Look for partners inside the system to help you navigate through the bureaucracy and find sustainable funding. Four years ago, the Municipality of Munich asked ReDI School to open a new school there with their support. We were able to set up an impact-driven partnership model, where the municipality pays for five full-time ReDI staff. In return, ReDI needs to teach at least 100 migrants per year. The municipality’s support gives ReDI a stable platform to work from, and thus we can set up additional partnerships with companies and foundations to further support our shared mission of job market integration. Currently we are teaching 450+ students per year in Munich. The municipality gets four times more integration for their money! This is a model I would love to scale to municipalities around the world!

Anne Kjær Bathel, along with other exciting innovators, will take part in the panel discussion “Promoting inclusion through skills policies: What works locally?” during OECD Local Skills Week (15-17 February). To learn more and join us, please visit the OECD Local Skills Week website.

The new OECD report Future-Proofing Adult Learning in Berlin, Germany  also provides further examples of how Berlin is preparing and improving its adult learning system to adapt to the rapidly changing demand for skills.

*A Bildungsgutschein is an education voucher provided by the Agentur für Arbeit (Federal Employment Agency) that allows people to join an educational programme and have (some of the) costs paid through government fund.

CEO at ReDI School | Website | + posts

Anne is CEO and co-founder ReDI School of Digital Integration. She is a 2006 graduate from KaosPilot in Denmark, a hybrid of a business and a design school. From 2006-2009, she worked as a corporate social responsibility consultant. In that capacity, she developed and implemented Samsung Electronics’ award-winning corporate social responsibility strategy for Scandinavia. In July 2010, Anne moved to Japan, where she spent 2 years researching open social innovation and received the prestigious Rotary Peace Fellowship. She wrote her master thesis in Silicon Valley with OpenIDEO. In 2012, she moved to Berlin to set up the Berlin Peace Innovation Lab, which is associated with Stanford University. The lab focuses on how technology is facilitating emerging and measurable social change toward global peace. In 2015, in response to the refugee crises, Anne co-founded ReDI School of Digital Integration, a vocational training program teaching programming and tech skills to refugees and marginalised people.

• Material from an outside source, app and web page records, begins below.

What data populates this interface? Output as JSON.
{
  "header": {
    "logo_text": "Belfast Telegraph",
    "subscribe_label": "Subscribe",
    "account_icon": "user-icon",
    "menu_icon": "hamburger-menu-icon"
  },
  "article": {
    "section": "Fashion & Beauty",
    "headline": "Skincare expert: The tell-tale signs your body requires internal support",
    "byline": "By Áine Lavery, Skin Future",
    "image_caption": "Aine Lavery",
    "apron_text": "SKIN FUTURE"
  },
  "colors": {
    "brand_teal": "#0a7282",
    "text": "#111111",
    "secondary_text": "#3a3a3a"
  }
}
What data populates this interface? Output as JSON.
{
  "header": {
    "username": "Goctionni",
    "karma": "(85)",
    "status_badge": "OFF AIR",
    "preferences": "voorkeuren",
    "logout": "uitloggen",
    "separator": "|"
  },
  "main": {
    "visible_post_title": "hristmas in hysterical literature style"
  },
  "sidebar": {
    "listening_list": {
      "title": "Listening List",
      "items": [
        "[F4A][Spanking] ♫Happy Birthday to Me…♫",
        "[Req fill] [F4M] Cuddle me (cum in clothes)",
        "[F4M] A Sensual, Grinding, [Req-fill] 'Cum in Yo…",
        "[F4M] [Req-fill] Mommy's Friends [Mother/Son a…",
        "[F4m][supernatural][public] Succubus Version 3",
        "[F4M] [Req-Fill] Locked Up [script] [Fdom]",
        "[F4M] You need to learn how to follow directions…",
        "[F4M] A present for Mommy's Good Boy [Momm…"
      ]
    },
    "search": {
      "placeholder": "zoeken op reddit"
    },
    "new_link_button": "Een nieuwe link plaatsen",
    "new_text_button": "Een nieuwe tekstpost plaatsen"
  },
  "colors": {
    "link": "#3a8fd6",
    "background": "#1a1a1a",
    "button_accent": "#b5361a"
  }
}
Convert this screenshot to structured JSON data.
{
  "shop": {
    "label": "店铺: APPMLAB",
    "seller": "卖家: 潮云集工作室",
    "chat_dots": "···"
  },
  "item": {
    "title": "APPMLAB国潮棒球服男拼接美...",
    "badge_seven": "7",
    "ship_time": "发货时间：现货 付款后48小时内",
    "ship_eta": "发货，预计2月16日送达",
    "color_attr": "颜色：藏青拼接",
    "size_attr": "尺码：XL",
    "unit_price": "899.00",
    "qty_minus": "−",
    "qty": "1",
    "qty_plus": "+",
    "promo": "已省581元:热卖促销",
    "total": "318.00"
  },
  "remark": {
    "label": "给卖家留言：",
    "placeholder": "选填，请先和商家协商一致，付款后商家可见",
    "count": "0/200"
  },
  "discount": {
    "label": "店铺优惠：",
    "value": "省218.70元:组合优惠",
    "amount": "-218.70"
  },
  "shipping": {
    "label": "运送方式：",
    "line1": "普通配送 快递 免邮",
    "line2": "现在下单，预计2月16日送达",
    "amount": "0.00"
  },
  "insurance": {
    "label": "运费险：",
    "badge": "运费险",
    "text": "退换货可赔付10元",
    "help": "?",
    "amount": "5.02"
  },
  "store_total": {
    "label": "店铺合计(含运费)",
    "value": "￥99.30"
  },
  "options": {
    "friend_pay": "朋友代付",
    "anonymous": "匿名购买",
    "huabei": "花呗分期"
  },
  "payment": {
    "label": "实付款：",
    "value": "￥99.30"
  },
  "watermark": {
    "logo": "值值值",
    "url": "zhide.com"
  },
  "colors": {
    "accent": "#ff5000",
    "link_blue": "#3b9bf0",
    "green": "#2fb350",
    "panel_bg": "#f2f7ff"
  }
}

ReDI is currently teaching 2000+ adults and kids per year. 65% of these are women and girls.
Anne was recognised by Edition F as one of "25 Women" revolutionising German industry and by Handelsblatt as "Mutmacher of the Year"(2018). She was awarded Best Female Social Entrepreneur of the year in Germany 2020 and Ashoka Fellow in 2021.